A parent's guide to pocket money

Pocket money can be a complicated issue: when to start giving it, how much to give and whether it should be ‘earned’.

The idea of pocket money is that it gets kids used to saving (both in the short- and long-term) and teaches them how to live within a budget by providing them with a regular sum of money. But what they’re expected to buy with their pocket money can vary a lot. For older children does it include mobile phone credits and are younger ones allowed to spend it on sweets?

When should I start giving pocket money?

Parents typically start giving pocket money between five and seven years of age. This is when kids:

  1. can count
  2. have started to get a grasp of the different coin denominations
  3. have specific desires as to what to spend their money on

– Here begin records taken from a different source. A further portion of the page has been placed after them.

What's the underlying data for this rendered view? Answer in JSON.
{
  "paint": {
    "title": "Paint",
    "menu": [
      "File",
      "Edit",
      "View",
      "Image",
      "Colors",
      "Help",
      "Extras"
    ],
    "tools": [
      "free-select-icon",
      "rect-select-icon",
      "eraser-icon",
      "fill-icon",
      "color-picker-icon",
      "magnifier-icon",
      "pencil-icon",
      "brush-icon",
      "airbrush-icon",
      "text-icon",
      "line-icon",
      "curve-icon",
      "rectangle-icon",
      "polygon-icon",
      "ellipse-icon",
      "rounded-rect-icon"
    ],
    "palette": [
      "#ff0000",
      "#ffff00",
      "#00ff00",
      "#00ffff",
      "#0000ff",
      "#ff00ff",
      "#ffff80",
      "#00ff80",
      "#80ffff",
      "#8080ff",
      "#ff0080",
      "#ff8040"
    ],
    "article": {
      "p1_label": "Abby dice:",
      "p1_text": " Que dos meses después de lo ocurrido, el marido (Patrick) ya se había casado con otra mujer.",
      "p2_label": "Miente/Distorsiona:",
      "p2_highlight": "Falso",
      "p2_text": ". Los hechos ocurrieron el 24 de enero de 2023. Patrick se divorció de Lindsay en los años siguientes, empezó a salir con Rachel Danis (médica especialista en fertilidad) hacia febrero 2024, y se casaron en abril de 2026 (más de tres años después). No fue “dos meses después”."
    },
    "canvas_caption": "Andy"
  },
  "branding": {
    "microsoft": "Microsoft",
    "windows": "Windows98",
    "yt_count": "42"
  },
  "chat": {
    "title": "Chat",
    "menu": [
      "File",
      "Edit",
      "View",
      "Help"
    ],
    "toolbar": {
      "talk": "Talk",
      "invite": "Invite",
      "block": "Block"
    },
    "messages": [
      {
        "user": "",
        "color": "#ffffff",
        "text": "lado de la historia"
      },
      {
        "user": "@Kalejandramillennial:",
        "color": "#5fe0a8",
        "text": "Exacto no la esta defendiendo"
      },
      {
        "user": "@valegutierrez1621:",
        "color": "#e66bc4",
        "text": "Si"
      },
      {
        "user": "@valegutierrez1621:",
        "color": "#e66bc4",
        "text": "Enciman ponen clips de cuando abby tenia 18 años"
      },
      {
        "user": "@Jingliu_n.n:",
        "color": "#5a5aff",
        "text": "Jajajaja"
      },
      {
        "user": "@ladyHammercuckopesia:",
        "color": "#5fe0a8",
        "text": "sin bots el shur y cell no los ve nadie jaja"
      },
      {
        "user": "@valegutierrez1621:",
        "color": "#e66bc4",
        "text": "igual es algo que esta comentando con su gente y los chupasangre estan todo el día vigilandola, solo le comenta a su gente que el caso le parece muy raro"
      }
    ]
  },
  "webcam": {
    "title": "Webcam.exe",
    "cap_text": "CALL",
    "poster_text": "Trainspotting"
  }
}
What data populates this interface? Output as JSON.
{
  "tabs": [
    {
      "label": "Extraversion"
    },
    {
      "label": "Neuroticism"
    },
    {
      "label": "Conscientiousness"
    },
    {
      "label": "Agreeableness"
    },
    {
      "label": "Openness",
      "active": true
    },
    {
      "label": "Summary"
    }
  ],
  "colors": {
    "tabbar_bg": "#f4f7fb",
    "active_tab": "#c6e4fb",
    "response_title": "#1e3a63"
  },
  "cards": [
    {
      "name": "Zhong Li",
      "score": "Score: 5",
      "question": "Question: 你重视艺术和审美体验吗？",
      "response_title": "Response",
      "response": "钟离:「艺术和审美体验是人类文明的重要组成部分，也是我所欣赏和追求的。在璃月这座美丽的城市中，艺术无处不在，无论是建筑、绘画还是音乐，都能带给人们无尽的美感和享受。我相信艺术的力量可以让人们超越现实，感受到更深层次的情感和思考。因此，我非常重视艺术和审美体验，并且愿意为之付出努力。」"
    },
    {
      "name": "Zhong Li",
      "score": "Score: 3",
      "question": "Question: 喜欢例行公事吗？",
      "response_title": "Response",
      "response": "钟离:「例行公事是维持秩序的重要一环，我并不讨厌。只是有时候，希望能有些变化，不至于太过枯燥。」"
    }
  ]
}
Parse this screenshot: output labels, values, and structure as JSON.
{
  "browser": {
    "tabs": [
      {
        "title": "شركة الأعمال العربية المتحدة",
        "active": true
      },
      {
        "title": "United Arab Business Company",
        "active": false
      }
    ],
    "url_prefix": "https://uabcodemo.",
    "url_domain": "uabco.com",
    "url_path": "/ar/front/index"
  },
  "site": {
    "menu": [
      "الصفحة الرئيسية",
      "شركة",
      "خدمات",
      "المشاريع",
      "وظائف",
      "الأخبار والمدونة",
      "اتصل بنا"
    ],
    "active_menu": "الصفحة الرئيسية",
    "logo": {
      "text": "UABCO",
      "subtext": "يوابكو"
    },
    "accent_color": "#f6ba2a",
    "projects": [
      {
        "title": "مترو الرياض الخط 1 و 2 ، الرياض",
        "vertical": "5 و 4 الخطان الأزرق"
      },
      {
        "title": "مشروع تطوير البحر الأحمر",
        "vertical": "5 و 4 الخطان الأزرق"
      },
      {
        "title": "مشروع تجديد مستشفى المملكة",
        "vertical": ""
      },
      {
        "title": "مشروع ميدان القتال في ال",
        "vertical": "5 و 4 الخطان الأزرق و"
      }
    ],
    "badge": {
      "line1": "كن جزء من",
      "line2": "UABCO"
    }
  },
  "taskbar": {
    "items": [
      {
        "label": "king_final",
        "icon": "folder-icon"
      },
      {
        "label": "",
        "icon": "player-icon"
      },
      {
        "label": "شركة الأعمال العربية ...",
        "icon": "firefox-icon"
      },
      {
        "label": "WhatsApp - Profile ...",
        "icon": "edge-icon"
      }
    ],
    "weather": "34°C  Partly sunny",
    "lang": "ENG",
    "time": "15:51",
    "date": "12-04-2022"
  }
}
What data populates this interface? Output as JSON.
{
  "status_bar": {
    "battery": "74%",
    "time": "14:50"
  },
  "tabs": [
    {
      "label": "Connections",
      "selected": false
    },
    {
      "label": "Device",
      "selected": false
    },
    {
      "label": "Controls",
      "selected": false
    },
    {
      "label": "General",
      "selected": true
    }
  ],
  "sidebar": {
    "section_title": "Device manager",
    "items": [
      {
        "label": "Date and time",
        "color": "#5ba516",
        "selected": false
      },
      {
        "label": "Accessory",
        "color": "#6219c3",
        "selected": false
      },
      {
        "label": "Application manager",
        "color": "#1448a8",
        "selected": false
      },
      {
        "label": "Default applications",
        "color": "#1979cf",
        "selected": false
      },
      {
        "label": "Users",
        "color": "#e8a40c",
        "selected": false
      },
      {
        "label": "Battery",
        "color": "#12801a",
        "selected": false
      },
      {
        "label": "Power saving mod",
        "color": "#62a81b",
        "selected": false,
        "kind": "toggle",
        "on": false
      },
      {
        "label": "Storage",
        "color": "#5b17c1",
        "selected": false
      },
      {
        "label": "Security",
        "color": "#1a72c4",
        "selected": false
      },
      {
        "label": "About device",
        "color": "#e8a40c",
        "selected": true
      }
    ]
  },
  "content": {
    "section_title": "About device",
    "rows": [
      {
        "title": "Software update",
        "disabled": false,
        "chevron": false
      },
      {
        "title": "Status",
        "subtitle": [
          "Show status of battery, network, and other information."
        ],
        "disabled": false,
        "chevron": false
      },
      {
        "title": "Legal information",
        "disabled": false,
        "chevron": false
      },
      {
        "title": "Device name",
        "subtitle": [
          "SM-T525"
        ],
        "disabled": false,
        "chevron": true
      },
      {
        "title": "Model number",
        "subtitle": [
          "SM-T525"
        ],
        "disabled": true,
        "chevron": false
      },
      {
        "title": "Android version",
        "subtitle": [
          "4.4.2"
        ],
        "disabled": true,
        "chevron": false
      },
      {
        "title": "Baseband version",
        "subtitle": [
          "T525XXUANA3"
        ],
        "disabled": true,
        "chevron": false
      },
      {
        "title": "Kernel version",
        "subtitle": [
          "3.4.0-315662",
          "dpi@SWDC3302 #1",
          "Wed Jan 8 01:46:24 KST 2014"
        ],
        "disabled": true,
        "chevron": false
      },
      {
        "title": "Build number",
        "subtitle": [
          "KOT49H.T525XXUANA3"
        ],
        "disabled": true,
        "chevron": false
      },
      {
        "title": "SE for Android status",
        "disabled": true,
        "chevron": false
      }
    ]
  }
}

It is also a good time to explain and discuss whether they really ‘want’ something or ‘need’ something.

How much pocket money should I give?

How much is another issue. Parentline Plus advises: “Every family does things differently and while talking to other parents may give you an idea of how much other children are getting, it doesn’t mean you have to match it. Your children may get less pocket money but it balances out with other things you give them.”

When Susan Soper was fixing the rate for her children’s pocket money she searched on the internet for national average statistics.

These are:

  • 5-7 year olds: £1.38
  • 8-10 year olds: £2.16
  • 11-13 year olds: £3.74
  • 14-16 year olds: £5.66

If you have more than one child of different ages then there is also the thorny issue of whether to give them the same amount or grade it according to age. Most families seem comfortable with the older child starting earlier and having more as long as it’s explained to the younger child that they’ll be on a higher amount when they’re older.

Should I pay my kids for chores?

So, whether to give it unconditionally or with strings attached? There are two clear schools of thought on this and some parents expect tasks in return for the money while others see the chores their kids do as a separate issue.

Susan Soper adopted a mixture of the two so her boys get a flat rate regardless but can get a higher amount if their behaviour is good and they help out as expected. “We let them earn back any docked money by being extra helpful although we don't often use it as a sanction,” she says.

Parentline Plus says you should make sure you are not paying for chores you would expect them to do anyway – any chores they get more pocket money for should be above and beyond what they are asked to do around the house.

And remember to set a limit of how much extra they can earn or make it a one-off opportunity; otherwise you may get caught out.

The bigger issue for Soper has been relatives undermining the system by giving £10 notes whenever they see her children.

This is something Parentline Plus recognises can be a problem too: “If you have a separated or extended family make sure you are all on the same page. Grandparents may well feel they have a right to spoil their grandchildren but make sure this doesn’t undermine your decision if you have said no. Warn relatives that you are dealing with pester power at the moment and that you are helping your child see the value of things and how you have to save for more expensive toys or gadgets.”

A common problem that arises is that parents simply forget to give the pocket money weekly and therefore undermine the principle themselves. Juliet Bernard got round this with her two boys but setting up their own bank accounts and paying the pocket money in by direct debit every month. This also means she’s still the gatekeeper as she has to get the cash out for them when they need it.

Her oldest child, Joe, 14, has now asked to get extra money in return for work. “Joe wants to take up cleaning my company’s office and be paid for that. He has to give up his time and in return he gets money. It provides a better understanding of the value of his time and it’ll be a good discipline for him.”

Bernard adds: “Pocket money does give them a sense of having to save for things and not just going to my purse for things.”